Jenni Garth Helps Kids, Ready To "Dance"

Jenni Garth is teaming up with Kaboom! and Lunchables to help to build play spaces for children around the country. She's also preparing to be a contestant on "Dancing With The Stars."
CBS
When actress Jenni Garth was a child, she wasn't completely a girly-girl.

"I was a tomboy," she told The ShowBuzz, "but I was still always really feminine. I loved horses and animals; riding my bike outside. I did a lot of playing outside, which is something I think kids today are lacking."

Garth, who has three children of her own, says it's important for kids to have a place to play outside. That's why she's teaming up with the non-profit organization KaBOOM! to help build playgrounds around the country.

"Yesterday I took two of my daughters to South Los Angeles, and in the morning when we started there was just a big empty open field in the back of this apartment building," she said. "By the end of the day, there was this awesome fun playground for kids to play in that is safe and protected and their parents can watch them play."

Kraft is helping to support the program and giving a chance for kids to participate.

"Your kids can make a difference by going to Lunchables.com and voting for their favorite piece of playground equipment," she said. "Essentially, your kids get to design these playgrounds that are going to be built all across the country. For every vote online, Lunchables is going to be donating 25 cents towards the $400,000 needed to build these six playgrounds."

Garth gets plenty of playground time chasing after her children, Luca Bella, 10, Lola, 4 1/2, and 11-month-old Fiona. "I run through the tunnels, the whole everything," she said.


Photos: "Dancing With The Stars"
The former star of "Beverly Hills 90210" and "What I Like About You" is going to need all that exercise to build her stamina for her shot as a contestant on "Dancing With The Stars" which premieres Sept. 24 on ABC.

"It's really rigorous; it's a really hard sport," she said. "I have to call it a sport because I sweat and I've got blisters. It's intense!"

Garth has had a lifelong affection for dance.

"When I was like 12, 11, I studied ballet, tap and jazz," she said. "I thought I would grow up to be a dance teacher. Then I started acting and I stopped dancing. That was a long time ago, though!"

Former "90210" co-star Ian Ziering, who was a contestant on last year's show, was one of the people who encouraged Garth.

"We've been text messaging each other. He said it would be a good opportunity for me," she said. "My husband, Peter, and my daughter Luca both really encouraged me and said 'why not?' All I can do is fall down on national television."
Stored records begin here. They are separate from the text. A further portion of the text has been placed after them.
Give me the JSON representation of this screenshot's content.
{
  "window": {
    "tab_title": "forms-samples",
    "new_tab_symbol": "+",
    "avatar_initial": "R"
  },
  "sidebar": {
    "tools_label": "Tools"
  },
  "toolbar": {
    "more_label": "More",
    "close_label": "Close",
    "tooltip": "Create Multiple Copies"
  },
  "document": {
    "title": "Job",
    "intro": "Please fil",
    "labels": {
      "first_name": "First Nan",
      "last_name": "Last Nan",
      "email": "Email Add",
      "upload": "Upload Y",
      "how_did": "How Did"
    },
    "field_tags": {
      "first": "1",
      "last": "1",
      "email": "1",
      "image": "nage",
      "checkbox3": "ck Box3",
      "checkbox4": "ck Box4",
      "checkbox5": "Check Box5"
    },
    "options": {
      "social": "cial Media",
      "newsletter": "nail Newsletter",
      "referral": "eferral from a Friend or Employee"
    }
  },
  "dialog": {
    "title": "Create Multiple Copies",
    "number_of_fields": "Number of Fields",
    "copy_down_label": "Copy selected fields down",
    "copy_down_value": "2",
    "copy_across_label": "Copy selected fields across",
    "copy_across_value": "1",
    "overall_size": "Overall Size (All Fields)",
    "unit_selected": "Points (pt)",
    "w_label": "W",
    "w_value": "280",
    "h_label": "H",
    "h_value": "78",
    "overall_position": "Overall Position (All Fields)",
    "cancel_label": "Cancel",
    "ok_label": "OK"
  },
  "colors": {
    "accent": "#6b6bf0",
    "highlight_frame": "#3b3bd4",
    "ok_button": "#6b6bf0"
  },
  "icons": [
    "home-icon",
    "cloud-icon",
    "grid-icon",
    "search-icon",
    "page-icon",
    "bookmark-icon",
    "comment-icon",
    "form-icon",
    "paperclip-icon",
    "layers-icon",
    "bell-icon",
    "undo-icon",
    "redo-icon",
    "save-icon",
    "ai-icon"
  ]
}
Garth said she's found a balance in her life between her career, her husband and children, and her charity work. Even though she achieved TV stardom as a teenager, she said that her family was able to keep her grounded.

"For me personally, my experience growing up was that of a very strong family," she said. "We sat down to dinner together every night. We were never wealthy, and we didn't have a crazy lifestyle. I had a very normal, sort of idyllic childhood. For me that's the backbone of who I really am, I'm just a normal person. That's how I live my life and that's how I raise my family. I just strive to be a good wife and a good mother and good at what I do as a professional. I have it instilled in me from my parents."
It's a lesson a few young Hollywood stars might benefit from.

"I can't put myself in their shoes, because I don't know their story, I don't know what got them to where they are right now," she said. "I hate to give advice, especially unsolicited. I just wish that everyone could just get in touch with what's really important in life and take all the stuff that really doesn't matter at the end of the day out of the equation."

What matters to her most is doing the kind of work she's been doing with KaBOOM!

"It enhances me as a human being and as a parent," she said. "It makes me feel like I'm making a difference. What I do is entertain and it provides some sort of relief to people, whether it's laughing or crying. But when I know that I'm making a difference in people's lives or getting the word out to people on how they can make a difference in people's lives it makes me feel like I'm doing what I'm supposed to be doing here."

By Judy Faber